Search the data for the string "JSON" and gather each line it is in.

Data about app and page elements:
···
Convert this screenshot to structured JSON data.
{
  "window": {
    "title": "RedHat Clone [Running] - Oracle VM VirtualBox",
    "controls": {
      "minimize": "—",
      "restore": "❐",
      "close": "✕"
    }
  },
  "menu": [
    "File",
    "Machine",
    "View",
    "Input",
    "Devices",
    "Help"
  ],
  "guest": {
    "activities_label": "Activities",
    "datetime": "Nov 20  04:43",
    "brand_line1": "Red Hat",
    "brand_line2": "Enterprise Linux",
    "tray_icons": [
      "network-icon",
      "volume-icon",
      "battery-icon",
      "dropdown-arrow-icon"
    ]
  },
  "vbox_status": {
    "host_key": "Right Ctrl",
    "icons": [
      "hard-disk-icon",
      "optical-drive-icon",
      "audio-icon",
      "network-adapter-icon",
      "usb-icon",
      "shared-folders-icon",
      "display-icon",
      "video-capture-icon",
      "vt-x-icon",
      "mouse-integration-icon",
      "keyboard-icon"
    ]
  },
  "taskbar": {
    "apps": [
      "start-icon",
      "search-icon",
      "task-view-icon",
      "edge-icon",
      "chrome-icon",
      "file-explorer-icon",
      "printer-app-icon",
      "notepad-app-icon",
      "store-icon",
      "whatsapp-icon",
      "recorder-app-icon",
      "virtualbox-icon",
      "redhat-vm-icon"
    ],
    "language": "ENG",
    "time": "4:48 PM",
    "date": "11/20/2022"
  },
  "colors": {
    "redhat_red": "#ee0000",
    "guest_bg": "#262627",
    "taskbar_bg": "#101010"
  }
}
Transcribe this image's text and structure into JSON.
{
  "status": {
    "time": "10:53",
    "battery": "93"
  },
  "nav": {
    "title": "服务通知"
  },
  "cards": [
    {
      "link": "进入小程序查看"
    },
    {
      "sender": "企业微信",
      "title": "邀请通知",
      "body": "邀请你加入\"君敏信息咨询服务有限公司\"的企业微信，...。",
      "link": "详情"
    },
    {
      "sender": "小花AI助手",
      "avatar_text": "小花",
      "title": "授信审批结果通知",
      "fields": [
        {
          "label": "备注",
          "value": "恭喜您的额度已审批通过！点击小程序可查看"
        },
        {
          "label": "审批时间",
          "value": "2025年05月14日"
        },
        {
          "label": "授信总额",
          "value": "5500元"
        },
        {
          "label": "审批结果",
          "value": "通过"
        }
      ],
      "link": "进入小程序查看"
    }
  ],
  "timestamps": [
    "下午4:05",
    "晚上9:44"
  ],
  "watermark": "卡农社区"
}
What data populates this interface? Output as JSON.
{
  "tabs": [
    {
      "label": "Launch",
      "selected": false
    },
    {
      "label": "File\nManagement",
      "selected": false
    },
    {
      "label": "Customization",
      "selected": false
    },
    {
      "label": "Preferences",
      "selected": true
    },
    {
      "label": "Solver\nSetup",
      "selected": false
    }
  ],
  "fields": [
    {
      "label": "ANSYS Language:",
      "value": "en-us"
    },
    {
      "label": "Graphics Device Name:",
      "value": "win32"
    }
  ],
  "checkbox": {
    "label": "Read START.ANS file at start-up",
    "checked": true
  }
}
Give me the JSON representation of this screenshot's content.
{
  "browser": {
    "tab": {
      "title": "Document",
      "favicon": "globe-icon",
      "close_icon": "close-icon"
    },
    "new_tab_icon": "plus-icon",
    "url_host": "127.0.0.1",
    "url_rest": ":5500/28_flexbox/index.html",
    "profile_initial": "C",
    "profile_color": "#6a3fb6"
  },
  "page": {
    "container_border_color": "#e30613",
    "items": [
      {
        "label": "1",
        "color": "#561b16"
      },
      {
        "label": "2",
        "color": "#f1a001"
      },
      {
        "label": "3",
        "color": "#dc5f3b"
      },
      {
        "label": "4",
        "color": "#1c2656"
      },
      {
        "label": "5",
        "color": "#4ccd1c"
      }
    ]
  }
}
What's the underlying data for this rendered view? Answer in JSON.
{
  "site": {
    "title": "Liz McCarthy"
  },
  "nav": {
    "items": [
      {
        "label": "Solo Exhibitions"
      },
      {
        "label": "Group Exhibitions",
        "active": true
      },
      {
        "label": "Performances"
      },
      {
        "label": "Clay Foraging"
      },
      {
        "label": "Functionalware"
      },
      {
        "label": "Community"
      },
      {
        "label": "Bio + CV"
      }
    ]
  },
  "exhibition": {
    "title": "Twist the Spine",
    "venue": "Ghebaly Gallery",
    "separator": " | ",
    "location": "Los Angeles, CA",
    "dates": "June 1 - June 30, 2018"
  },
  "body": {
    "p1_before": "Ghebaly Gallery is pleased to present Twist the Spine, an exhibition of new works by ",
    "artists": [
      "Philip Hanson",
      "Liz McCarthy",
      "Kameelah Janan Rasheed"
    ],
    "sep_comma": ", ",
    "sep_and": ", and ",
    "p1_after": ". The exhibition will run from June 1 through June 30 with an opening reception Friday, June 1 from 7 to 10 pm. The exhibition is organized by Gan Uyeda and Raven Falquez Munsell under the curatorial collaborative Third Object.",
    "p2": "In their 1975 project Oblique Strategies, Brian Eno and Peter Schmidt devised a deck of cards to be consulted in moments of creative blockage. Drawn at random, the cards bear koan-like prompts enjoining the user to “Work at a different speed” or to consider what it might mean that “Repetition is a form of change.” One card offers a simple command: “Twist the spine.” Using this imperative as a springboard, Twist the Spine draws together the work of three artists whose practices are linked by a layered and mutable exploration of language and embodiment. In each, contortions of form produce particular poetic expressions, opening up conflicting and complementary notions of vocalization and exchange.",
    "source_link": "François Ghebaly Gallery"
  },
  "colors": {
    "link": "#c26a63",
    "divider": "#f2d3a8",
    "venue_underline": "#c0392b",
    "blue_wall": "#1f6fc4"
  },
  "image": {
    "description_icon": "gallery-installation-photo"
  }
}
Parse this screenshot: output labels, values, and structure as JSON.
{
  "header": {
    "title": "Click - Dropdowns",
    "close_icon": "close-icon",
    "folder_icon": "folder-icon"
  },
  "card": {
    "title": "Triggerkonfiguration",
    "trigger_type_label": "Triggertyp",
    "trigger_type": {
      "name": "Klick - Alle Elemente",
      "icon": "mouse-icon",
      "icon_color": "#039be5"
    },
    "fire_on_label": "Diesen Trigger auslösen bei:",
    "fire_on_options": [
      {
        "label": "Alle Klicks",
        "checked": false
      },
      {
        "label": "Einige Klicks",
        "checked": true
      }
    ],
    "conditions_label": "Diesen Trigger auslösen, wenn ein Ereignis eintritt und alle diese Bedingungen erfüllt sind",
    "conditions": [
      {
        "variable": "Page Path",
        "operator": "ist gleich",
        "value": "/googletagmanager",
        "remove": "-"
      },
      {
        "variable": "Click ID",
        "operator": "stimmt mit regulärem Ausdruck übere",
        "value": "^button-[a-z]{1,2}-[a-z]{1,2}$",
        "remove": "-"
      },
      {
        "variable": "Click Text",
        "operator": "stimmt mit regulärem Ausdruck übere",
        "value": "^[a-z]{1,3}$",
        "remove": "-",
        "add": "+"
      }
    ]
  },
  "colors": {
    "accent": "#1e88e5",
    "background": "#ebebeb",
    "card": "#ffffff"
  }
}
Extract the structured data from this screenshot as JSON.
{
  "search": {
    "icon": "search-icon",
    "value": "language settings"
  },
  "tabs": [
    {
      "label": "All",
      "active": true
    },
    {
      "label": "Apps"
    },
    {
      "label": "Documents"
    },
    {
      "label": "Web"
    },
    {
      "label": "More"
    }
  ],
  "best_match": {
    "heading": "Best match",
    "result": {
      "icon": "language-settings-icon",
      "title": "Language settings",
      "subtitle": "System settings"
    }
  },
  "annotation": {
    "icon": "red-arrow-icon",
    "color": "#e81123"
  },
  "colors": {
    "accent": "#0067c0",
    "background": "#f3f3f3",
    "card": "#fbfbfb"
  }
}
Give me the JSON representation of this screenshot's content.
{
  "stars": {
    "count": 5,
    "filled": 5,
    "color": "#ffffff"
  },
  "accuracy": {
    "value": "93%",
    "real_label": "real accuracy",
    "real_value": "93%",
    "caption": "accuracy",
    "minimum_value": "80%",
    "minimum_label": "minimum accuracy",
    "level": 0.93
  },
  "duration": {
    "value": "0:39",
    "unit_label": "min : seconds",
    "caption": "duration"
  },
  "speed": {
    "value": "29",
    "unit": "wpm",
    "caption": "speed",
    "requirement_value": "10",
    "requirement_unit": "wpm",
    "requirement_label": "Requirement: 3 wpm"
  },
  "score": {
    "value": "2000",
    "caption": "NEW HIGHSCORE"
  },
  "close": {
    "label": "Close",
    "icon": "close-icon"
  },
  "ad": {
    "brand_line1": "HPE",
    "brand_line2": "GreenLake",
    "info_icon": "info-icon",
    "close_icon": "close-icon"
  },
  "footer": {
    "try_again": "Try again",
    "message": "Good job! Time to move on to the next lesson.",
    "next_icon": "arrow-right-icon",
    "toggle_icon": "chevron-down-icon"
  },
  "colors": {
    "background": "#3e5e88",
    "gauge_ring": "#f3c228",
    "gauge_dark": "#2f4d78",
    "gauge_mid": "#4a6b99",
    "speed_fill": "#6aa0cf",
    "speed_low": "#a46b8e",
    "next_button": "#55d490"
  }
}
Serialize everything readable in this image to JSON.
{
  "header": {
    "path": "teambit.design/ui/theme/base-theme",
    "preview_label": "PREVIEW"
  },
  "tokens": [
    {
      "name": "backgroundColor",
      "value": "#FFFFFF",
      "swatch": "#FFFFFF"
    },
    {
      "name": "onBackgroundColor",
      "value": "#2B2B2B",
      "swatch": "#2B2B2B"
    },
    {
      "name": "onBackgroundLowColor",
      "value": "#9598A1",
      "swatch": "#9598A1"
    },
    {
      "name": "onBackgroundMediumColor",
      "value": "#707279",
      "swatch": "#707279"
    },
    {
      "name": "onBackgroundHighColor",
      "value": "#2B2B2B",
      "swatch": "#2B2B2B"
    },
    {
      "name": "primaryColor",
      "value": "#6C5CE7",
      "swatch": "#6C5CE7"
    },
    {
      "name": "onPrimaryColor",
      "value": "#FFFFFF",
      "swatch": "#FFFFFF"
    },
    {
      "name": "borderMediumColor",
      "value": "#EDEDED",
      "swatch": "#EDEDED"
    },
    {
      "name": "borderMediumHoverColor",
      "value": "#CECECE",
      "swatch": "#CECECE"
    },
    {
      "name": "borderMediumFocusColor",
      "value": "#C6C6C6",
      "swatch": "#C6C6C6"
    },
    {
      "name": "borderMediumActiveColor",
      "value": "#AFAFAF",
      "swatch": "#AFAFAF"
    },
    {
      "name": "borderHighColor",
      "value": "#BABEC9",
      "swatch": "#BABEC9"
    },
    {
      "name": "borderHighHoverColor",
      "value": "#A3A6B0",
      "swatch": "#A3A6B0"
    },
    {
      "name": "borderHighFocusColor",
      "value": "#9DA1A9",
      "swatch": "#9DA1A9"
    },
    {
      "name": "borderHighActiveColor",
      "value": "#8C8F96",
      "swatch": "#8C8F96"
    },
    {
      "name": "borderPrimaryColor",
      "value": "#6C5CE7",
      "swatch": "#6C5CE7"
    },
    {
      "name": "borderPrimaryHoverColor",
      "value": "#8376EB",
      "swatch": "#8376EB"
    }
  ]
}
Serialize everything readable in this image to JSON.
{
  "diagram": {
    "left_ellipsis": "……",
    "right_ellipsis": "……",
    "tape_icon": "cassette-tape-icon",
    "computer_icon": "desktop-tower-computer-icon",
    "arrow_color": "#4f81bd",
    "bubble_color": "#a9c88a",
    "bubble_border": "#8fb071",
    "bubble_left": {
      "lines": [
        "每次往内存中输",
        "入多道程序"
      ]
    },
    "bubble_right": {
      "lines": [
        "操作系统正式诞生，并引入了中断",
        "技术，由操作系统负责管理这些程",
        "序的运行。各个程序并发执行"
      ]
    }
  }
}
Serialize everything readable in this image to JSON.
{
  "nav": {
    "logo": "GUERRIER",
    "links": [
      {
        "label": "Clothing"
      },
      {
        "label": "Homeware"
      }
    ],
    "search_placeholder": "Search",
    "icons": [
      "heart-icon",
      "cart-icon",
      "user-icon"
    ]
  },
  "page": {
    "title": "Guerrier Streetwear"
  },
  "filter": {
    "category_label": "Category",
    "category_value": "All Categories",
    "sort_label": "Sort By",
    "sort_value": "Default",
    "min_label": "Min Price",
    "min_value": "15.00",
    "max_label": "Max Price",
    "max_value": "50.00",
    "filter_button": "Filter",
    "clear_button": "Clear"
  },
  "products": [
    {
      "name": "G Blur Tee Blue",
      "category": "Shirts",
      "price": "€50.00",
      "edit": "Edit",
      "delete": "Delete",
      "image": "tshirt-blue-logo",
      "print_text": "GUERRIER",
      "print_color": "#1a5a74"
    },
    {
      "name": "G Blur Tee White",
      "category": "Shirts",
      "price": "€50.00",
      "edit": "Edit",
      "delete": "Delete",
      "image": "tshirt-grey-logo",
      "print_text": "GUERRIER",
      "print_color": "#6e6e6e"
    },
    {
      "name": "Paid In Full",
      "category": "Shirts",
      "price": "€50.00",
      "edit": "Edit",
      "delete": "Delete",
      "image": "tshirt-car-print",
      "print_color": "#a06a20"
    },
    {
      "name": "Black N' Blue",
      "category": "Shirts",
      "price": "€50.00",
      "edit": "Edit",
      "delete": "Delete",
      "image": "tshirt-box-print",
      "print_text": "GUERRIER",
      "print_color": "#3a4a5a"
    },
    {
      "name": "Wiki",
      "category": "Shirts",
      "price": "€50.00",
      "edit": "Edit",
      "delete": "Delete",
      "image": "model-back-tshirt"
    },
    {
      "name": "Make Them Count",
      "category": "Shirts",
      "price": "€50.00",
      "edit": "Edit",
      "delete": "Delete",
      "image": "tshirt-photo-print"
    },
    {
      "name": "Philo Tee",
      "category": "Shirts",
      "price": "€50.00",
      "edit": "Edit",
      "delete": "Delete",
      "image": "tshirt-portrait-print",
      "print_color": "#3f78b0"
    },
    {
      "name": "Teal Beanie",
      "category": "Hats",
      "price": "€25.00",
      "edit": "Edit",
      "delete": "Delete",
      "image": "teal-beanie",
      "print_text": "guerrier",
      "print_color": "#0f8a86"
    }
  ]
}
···
*OUTPUT FOR THIS TASK*
Convert this screenshot to structured JSON data.
Transcribe this image's text and structure into JSON.
What data populates this interface? Output as JSON.
Give me the JSON representation of this screenshot's content.
What's the underlying data for this rendered view? Answer in JSON.
Parse this screenshot: output labels, values, and structure as JSON.
Extract the structured data from this screenshot as JSON.
Give me the JSON representation of this screenshot's content.
Serialize everything readable in this image to JSON.
Serialize everything readable in this image to JSON.
Serialize everything readable in this image to JSON.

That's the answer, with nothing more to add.